“According to the U.S. military’s new Field Manual, prepared under the direction of the U.S. commander in Iraq during the “surge,” an effective counterinsurgent force requires at least twenty combatants per one thousand members of the local population. By this calculation, 120,000 troops would have been required in Baghdad alone, a city of six million inhabitants. The difference was not, and could not have been, covered by Iraqi forces, which were still ethnically divided and still incapable of supplying their own logistical backing.”
They got a strategy, in other words, but it’s pointless, useless, destructive. It resides in their belief that they should rule the world.
JM: Afterthoughts: I want to suggest, Jim, in rereading our exchange for posting, that we probably should have established from the start of our conversation what I think are a few key features of the terrain of institutional decision-making in all three wars:
1. Each of several official branches involved—the President and his foreign policy bureaucracies and advisors, Congress, and the Military and Intelligence Services—are densely intertwined in all sorts of ways. They speak to one another through official and unofficial channels; they are staffed by personnel who move between them creating all sorts of networks, etc.
2) each of them is ideologically riven in ways that emerge around any critical issue.
3) Two of the three are committed at all times to presenting a monolithic front.
4) And as a result it’s hard to get a very clear image, from afar, of just how much disagreement is being expressed behind the scenes.
So for instance, while public intelligence reports, those shared with an often compliant press, were as you say universally rosy, assessments generated by officials on the ground were often sharply pessimistic, both within the military and within civilian agencies. Sometimes these were let through, leaked, etc. But most often they were buried.
To treat the services as self-contained and monologic, then, obscures the complexity of the situation and the depth of the structural problem, and the depth of the work required to build smarter, more responsive, systems.

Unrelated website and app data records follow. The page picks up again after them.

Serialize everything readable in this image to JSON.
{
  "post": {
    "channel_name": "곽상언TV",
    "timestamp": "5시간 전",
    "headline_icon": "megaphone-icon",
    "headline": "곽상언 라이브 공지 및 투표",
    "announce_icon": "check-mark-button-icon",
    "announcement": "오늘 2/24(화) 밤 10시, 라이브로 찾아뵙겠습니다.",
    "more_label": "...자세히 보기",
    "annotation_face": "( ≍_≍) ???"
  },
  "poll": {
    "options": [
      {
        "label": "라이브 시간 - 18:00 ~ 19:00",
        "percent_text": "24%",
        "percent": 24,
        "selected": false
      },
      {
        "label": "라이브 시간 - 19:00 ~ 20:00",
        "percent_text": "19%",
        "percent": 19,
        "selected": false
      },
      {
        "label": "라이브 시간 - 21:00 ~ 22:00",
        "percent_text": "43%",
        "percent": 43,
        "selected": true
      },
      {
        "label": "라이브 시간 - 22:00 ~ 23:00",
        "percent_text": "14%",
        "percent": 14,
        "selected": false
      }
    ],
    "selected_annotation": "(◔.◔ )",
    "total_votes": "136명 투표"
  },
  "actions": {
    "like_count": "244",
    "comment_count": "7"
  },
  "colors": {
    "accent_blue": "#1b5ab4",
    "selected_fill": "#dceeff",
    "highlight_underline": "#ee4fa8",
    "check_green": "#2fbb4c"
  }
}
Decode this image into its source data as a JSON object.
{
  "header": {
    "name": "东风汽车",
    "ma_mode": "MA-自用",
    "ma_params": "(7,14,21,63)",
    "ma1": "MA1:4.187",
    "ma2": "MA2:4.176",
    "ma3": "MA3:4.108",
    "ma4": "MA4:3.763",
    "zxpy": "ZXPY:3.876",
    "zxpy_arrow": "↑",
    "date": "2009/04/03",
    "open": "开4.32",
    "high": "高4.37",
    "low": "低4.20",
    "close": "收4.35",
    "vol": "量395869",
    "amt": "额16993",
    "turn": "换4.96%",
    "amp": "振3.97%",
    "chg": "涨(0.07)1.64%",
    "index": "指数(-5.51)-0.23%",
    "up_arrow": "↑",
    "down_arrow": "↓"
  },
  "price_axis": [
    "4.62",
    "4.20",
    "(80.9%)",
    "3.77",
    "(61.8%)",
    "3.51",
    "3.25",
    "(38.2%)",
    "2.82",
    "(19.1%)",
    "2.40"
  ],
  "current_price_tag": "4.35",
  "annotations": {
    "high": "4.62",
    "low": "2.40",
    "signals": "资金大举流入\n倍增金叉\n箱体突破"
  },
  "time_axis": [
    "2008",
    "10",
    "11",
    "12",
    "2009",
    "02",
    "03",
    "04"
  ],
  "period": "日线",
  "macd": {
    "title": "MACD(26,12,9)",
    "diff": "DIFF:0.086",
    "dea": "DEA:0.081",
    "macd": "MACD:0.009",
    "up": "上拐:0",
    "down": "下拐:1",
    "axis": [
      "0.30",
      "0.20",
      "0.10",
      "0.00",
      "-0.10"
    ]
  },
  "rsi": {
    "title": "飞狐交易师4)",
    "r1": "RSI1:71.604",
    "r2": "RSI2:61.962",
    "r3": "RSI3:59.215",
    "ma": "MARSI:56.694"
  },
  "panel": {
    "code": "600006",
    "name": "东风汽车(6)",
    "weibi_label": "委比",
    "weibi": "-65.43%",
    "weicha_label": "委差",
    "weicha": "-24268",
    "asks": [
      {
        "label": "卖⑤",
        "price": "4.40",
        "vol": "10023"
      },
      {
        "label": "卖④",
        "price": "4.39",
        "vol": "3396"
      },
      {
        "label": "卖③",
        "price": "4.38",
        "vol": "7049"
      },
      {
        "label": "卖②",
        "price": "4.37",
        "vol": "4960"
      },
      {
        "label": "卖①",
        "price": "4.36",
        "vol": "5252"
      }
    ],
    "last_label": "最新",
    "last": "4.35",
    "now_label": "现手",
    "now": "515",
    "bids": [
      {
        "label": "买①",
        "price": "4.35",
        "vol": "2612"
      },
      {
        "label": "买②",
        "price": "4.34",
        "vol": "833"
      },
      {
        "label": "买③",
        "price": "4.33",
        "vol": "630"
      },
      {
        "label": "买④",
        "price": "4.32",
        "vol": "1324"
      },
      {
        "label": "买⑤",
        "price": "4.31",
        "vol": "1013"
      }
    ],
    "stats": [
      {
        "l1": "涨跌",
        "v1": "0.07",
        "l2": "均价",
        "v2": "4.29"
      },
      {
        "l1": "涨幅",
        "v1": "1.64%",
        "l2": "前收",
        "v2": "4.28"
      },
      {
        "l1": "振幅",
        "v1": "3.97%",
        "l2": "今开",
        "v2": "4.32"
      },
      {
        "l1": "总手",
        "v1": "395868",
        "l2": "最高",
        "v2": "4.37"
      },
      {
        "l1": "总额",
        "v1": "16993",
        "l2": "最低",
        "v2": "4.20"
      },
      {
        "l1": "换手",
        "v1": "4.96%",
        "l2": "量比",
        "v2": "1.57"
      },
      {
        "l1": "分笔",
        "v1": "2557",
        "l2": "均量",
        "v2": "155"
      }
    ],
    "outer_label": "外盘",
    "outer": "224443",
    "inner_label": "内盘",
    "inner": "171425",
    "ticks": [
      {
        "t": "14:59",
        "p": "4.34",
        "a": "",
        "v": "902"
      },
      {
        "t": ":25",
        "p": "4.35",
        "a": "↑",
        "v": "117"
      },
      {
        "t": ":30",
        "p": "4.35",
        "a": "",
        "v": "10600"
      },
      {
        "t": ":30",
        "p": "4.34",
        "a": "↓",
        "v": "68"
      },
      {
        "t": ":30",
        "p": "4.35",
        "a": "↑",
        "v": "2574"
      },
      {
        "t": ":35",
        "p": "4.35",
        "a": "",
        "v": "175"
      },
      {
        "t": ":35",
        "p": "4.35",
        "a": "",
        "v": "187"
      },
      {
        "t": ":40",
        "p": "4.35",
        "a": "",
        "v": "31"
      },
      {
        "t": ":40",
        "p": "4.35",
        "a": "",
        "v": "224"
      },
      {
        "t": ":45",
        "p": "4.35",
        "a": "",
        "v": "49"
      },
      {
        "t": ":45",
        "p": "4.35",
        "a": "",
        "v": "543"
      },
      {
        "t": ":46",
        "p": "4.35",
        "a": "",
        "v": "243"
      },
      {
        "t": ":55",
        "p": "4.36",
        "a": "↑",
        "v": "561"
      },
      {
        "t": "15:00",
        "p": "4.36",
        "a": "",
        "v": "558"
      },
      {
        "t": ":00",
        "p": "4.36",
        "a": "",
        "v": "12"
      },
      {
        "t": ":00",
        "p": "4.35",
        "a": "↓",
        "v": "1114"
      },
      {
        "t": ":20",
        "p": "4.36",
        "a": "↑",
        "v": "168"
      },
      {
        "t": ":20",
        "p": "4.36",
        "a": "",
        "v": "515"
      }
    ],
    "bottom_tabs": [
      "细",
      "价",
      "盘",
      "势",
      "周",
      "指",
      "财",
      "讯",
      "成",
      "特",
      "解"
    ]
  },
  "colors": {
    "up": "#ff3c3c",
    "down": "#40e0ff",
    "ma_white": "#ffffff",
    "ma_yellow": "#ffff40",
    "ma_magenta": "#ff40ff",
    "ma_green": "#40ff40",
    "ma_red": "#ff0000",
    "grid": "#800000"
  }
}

Demonizing the military has never seemed wise or generous-hearted to me. I will never forget my cousin’s bafflement and horror at being spat upon and called a “baby killer” in Grand Central Station on return from Vietnam. But I will never forget, either, my father’s murderous anger at the officers who led his amphibious tractor unit into harm’s way, again and again, out of ignorance, bravado, and the desire for promotion. Nor the rage we have all felt, again and again, as our imperial armies slashed and burned their way into far off lands. Holding the American military up as a beacon for hope makes no more sense to me then, than dismissing it as a “fascist” monolith. It is, to my eyes, the vastly imperfect product of its time and place, but also a vessel in which, under often horrific conditions, some Americans are trying to take a step forward toward a better, less madly violent, world.